WORK INSTRUCTION -
Set down the entries below once more, precisely as they stand.

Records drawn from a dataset
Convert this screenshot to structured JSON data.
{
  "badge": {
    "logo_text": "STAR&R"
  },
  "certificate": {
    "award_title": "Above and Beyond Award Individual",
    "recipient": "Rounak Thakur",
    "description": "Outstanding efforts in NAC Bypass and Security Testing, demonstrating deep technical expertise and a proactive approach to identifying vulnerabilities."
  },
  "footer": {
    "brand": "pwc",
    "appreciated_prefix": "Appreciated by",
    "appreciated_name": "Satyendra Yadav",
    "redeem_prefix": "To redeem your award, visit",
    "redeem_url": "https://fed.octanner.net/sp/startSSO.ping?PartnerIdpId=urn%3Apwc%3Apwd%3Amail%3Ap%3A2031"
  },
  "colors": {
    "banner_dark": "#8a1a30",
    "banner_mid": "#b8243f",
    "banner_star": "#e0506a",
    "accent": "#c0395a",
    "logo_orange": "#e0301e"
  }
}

RESULT OF THE EXERCISE -
Convert this screenshot to structured JSON data.
{
  "badge": {
    "logo_text": "STAR&R"
  },
  "certificate": {
    "award_title": "Above and Beyond Award Individual",
    "recipient": "Rounak Thakur",
    "description": "Outstanding efforts in NAC Bypass and Security Testing, demonstrating deep technical expertise and a proactive approach to identifying vulnerabilities."
  },
  "footer": {
    "brand": "pwc",
    "appreciated_prefix": "Appreciated by",
    "appreciated_name": "Satyendra Yadav",
    "redeem_prefix": "To redeem your award, visit",
    "redeem_url": "https://fed.octanner.net/sp/startSSO.ping?PartnerIdpId=urn%3Apwc%3Apwd%3Amail%3Ap%3A2031"
  },
  "colors": {
    "banner_dark": "#8a1a30",
    "banner_mid": "#b8243f",
    "banner_star": "#e0506a",
    "accent": "#c0395a",
    "logo_orange": "#e0301e"
  }
}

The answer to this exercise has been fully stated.